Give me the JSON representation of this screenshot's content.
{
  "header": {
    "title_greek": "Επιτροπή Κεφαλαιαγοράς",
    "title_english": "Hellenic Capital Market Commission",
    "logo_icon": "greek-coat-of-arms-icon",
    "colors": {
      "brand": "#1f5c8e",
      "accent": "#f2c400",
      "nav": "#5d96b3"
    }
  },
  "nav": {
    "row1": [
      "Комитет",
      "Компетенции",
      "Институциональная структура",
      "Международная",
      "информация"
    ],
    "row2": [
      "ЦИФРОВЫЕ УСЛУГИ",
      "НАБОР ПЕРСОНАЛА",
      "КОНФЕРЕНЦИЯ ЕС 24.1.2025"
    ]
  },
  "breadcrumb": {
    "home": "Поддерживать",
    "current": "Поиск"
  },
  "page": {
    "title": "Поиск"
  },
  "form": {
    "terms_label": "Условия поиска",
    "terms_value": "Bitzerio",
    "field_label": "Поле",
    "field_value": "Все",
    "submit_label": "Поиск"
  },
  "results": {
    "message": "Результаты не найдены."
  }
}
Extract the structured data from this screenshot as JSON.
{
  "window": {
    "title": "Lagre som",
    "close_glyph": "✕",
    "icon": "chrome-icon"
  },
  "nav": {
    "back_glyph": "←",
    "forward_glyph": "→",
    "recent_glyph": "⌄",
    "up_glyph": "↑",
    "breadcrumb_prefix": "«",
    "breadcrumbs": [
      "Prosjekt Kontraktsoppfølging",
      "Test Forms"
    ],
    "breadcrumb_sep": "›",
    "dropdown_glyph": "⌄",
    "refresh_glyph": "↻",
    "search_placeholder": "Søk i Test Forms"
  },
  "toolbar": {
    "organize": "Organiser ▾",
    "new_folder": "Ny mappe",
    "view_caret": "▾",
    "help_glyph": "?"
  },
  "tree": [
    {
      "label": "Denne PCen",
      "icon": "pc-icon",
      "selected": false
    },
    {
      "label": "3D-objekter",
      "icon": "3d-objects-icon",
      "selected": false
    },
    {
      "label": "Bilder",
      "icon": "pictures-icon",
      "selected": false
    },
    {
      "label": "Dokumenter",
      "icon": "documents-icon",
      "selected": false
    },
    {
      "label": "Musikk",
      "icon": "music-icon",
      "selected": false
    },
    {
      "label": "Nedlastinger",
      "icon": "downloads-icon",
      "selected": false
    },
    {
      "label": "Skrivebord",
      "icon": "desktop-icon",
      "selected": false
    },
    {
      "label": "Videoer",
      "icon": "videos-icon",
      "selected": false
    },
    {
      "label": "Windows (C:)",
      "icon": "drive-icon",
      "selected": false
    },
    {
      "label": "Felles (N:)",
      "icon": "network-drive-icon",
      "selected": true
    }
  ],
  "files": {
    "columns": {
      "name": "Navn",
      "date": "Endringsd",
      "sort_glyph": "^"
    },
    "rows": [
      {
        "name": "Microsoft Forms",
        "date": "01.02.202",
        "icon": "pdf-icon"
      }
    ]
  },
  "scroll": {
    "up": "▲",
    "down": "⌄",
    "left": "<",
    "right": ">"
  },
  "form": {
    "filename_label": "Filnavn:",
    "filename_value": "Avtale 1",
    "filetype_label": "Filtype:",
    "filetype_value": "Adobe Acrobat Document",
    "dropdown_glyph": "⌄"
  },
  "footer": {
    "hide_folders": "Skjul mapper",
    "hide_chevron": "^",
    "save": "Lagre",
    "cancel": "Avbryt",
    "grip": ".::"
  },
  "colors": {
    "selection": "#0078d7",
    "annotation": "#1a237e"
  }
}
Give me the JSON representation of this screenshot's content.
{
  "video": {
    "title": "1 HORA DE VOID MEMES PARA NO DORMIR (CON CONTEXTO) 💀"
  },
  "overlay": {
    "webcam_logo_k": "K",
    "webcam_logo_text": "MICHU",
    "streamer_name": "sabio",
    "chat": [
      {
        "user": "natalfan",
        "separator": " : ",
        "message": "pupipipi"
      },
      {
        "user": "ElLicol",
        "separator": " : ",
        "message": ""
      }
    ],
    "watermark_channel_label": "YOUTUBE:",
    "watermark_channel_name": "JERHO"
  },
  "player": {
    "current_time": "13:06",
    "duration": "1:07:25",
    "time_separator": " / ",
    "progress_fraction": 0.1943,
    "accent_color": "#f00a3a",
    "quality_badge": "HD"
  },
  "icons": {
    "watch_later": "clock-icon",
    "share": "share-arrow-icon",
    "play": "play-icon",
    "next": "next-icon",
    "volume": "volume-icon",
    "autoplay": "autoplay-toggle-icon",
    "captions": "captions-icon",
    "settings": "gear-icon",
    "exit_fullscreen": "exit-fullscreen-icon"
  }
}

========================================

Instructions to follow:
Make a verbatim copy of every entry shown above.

Result of the task:
Give me the JSON representation of this screenshot's content.
{
  "header": {
    "title_greek": "Επιτροπή Κεφαλαιαγοράς",
    "title_english": "Hellenic Capital Market Commission",
    "logo_icon": "greek-coat-of-arms-icon",
    "colors": {
      "brand": "#1f5c8e",
      "accent": "#f2c400",
      "nav": "#5d96b3"
    }
  },
  "nav": {
    "row1": [
      "Комитет",
      "Компетенции",
      "Институциональная структура",
      "Международная",
      "информация"
    ],
    "row2": [
      "ЦИФРОВЫЕ УСЛУГИ",
      "НАБОР ПЕРСОНАЛА",
      "КОНФЕРЕНЦИЯ ЕС 24.1.2025"
    ]
  },
  "breadcrumb": {
    "home": "Поддерживать",
    "current": "Поиск"
  },
  "page": {
    "title": "Поиск"
  },
  "form": {
    "terms_label": "Условия поиска",
    "terms_value": "Bitzerio",
    "field_label": "Поле",
    "field_value": "Все",
    "submit_label": "Поиск"
  },
  "results": {
    "message": "Результаты не найдены."
  }
}
Extract the structured data from this screenshot as JSON.
{
  "window": {
    "title": "Lagre som",
    "close_glyph": "✕",
    "icon": "chrome-icon"
  },
  "nav": {
    "back_glyph": "←",
    "forward_glyph": "→",
    "recent_glyph": "⌄",
    "up_glyph": "↑",
    "breadcrumb_prefix": "«",
    "breadcrumbs": [
      "Prosjekt Kontraktsoppfølging",
      "Test Forms"
    ],
    "breadcrumb_sep": "›",
    "dropdown_glyph": "⌄",
    "refresh_glyph": "↻",
    "search_placeholder": "Søk i Test Forms"
  },
  "toolbar": {
    "organize": "Organiser ▾",
    "new_folder": "Ny mappe",
    "view_caret": "▾",
    "help_glyph": "?"
  },
  "tree": [
    {
      "label": "Denne PCen",
      "icon": "pc-icon",
      "selected": false
    },
    {
      "label": "3D-objekter",
      "icon": "3d-objects-icon",
      "selected": false
    },
    {
      "label": "Bilder",
      "icon": "pictures-icon",
      "selected": false
    },
    {
      "label": "Dokumenter",
      "icon": "documents-icon",
      "selected": false
    },
    {
      "label": "Musikk",
      "icon": "music-icon",
      "selected": false
    },
    {
      "label": "Nedlastinger",
      "icon": "downloads-icon",
      "selected": false
    },
    {
      "label": "Skrivebord",
      "icon": "desktop-icon",
      "selected": false
    },
    {
      "label": "Videoer",
      "icon": "videos-icon",
      "selected": false
    },
    {
      "label": "Windows (C:)",
      "icon": "drive-icon",
      "selected": false
    },
    {
      "label": "Felles (N:)",
      "icon": "network-drive-icon",
      "selected": true
    }
  ],
  "files": {
    "columns": {
      "name": "Navn",
      "date": "Endringsd",
      "sort_glyph": "^"
    },
    "rows": [
      {
        "name": "Microsoft Forms",
        "date": "01.02.202",
        "icon": "pdf-icon"
      }
    ]
  },
  "scroll": {
    "up": "▲",
    "down": "⌄",
    "left": "<",
    "right": ">"
  },
  "form": {
    "filename_label": "Filnavn:",
    "filename_value": "Avtale 1",
    "filetype_label": "Filtype:",
    "filetype_value": "Adobe Acrobat Document",
    "dropdown_glyph": "⌄"
  },
  "footer": {
    "hide_folders": "Skjul mapper",
    "hide_chevron": "^",
    "save": "Lagre",
    "cancel": "Avbryt",
    "grip": ".::"
  },
  "colors": {
    "selection": "#0078d7",
    "annotation": "#1a237e"
  }
}
Give me the JSON representation of this screenshot's content.
{
  "video": {
    "title": "1 HORA DE VOID MEMES PARA NO DORMIR (CON CONTEXTO) 💀"
  },
  "overlay": {
    "webcam_logo_k": "K",
    "webcam_logo_text": "MICHU",
    "streamer_name": "sabio",
    "chat": [
      {
        "user": "natalfan",
        "separator": " : ",
        "message": "pupipipi"
      },
      {
        "user": "ElLicol",
        "separator": " : ",
        "message": ""
      }
    ],
    "watermark_channel_label": "YOUTUBE:",
    "watermark_channel_name": "JERHO"
  },
  "player": {
    "current_time": "13:06",
    "duration": "1:07:25",
    "time_separator": " / ",
    "progress_fraction": 0.1943,
    "accent_color": "#f00a3a",
    "quality_badge": "HD"
  },
  "icons": {
    "watch_later": "clock-icon",
    "share": "share-arrow-icon",
    "play": "play-icon",
    "next": "next-icon",
    "volume": "volume-icon",
    "autoplay": "autoplay-toggle-icon",
    "captions": "captions-icon",
    "settings": "gear-icon",
    "exit_fullscreen": "exit-fullscreen-icon"
  }
}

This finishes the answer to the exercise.